Exercise brief: Extract each line of the records below that contains the word "time".

Data for analysis:
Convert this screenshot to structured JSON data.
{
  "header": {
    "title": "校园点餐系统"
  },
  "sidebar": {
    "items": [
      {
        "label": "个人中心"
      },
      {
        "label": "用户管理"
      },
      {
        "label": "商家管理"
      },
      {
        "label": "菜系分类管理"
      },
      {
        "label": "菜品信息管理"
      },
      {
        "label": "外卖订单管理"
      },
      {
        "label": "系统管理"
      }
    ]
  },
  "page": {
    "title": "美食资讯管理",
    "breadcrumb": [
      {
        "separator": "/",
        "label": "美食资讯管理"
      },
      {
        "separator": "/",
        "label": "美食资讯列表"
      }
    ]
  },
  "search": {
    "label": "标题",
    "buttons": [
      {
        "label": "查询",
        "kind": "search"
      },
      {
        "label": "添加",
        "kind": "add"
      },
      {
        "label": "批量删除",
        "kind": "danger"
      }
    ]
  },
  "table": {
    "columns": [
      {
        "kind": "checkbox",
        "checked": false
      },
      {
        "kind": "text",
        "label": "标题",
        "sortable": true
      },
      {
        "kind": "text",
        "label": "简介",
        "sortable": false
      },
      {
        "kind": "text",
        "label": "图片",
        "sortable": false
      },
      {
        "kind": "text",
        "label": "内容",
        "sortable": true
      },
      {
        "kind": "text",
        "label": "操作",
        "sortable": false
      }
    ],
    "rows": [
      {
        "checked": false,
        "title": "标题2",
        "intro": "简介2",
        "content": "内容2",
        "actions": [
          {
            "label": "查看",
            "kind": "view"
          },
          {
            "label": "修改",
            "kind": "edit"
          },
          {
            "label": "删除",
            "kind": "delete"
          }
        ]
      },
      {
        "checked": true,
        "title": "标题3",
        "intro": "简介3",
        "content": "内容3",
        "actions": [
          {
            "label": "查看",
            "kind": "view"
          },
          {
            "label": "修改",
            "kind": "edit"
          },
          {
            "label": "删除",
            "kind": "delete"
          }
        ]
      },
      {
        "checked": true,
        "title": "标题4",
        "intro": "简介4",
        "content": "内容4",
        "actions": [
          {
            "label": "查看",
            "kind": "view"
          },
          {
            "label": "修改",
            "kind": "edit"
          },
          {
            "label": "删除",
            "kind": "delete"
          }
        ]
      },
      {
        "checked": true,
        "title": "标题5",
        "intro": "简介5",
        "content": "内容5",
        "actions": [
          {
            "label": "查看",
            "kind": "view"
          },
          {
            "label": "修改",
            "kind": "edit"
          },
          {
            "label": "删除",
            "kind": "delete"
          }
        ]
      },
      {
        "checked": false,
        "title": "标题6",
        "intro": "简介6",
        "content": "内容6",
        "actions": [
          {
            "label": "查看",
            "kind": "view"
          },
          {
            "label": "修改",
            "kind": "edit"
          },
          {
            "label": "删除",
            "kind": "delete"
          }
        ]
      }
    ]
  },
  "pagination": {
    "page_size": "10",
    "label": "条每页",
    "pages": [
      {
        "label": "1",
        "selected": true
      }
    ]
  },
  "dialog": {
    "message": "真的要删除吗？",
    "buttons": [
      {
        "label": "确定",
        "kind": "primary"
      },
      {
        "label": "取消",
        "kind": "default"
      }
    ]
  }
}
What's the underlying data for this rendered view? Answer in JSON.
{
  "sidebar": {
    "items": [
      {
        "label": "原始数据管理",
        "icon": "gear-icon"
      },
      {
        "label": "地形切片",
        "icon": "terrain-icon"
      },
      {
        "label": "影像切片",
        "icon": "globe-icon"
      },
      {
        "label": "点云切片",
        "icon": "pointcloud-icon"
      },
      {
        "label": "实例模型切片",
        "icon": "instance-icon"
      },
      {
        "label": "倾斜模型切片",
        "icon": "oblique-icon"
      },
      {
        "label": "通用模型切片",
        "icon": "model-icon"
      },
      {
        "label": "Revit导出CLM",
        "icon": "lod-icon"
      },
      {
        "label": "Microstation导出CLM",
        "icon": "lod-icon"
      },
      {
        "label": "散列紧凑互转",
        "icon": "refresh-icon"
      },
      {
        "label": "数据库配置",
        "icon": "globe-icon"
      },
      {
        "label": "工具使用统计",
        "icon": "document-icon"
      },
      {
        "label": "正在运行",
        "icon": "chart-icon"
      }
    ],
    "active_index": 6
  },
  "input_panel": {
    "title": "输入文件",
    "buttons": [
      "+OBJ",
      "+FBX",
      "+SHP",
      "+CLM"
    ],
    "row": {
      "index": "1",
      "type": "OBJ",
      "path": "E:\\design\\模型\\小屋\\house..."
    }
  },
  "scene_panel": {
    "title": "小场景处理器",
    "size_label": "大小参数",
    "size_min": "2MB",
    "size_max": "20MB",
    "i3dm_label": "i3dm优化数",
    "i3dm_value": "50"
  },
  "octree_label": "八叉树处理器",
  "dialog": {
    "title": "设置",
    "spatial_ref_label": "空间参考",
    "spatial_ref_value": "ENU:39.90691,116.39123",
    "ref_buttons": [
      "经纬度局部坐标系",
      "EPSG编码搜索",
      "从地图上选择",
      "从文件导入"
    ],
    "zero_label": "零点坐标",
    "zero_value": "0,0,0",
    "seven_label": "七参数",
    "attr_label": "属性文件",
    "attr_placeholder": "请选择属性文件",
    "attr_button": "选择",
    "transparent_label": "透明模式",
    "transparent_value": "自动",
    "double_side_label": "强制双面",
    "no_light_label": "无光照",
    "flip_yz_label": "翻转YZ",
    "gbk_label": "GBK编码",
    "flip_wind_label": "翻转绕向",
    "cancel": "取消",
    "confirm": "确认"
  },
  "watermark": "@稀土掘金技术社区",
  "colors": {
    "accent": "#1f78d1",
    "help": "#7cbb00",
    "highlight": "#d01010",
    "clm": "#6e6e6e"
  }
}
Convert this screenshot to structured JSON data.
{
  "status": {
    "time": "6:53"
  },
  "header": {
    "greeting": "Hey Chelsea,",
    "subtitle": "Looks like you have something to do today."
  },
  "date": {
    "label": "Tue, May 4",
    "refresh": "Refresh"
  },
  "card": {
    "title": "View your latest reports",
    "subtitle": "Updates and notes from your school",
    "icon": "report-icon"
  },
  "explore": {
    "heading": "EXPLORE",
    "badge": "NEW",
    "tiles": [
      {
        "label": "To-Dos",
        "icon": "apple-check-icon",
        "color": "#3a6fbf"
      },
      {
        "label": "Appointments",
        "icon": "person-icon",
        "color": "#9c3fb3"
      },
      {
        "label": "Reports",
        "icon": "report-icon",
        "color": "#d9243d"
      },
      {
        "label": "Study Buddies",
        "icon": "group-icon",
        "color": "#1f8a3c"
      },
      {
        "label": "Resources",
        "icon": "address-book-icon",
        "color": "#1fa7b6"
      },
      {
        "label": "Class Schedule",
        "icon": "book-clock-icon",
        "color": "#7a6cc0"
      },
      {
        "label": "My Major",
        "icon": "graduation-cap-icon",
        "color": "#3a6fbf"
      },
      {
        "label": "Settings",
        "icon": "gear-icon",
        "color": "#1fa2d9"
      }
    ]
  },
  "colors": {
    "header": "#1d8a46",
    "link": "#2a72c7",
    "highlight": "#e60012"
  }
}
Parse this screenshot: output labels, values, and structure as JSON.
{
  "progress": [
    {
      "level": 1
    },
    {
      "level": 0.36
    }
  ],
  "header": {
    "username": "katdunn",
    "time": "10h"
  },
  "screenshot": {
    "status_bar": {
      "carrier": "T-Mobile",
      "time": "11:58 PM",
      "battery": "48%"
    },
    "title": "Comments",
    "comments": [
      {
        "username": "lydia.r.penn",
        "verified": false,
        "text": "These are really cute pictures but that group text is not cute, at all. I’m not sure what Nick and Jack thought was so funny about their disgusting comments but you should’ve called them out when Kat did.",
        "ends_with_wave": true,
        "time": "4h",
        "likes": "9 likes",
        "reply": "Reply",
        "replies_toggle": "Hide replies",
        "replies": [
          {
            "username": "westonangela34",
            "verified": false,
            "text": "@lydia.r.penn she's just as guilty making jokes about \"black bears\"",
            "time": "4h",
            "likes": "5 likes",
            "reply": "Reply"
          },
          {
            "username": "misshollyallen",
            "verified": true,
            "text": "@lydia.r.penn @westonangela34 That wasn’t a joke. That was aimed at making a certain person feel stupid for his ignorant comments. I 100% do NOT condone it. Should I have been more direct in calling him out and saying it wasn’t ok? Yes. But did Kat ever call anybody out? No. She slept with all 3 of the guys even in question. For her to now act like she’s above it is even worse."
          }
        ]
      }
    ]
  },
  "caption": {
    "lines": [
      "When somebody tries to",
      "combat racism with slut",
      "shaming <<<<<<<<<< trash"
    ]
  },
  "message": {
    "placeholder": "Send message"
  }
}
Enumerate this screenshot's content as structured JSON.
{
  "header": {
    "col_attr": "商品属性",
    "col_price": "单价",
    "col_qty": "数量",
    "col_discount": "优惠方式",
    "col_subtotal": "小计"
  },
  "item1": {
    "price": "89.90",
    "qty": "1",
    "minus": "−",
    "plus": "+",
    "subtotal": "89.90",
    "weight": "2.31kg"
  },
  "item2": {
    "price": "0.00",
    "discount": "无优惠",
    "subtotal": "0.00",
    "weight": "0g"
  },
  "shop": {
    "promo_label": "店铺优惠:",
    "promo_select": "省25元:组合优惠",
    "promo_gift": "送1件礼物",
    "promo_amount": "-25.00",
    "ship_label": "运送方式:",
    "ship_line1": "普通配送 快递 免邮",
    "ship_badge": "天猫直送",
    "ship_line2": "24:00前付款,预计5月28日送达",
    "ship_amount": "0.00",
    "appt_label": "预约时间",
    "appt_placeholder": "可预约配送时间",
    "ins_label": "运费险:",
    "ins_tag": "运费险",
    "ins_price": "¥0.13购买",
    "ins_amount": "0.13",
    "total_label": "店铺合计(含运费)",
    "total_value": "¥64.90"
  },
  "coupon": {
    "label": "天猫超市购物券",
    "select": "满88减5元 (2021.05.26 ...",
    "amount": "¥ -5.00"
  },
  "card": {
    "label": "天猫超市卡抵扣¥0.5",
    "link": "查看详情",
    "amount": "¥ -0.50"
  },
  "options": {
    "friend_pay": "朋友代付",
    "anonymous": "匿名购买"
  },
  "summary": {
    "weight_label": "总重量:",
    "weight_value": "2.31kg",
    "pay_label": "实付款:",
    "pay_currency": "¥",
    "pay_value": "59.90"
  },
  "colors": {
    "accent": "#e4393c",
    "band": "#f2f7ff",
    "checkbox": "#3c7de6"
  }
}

Output for this exercise:
    "time": "6:53"
    "time": "10h"
      "time": "11:58 PM",
        "time": "4h",
            "time": "4h",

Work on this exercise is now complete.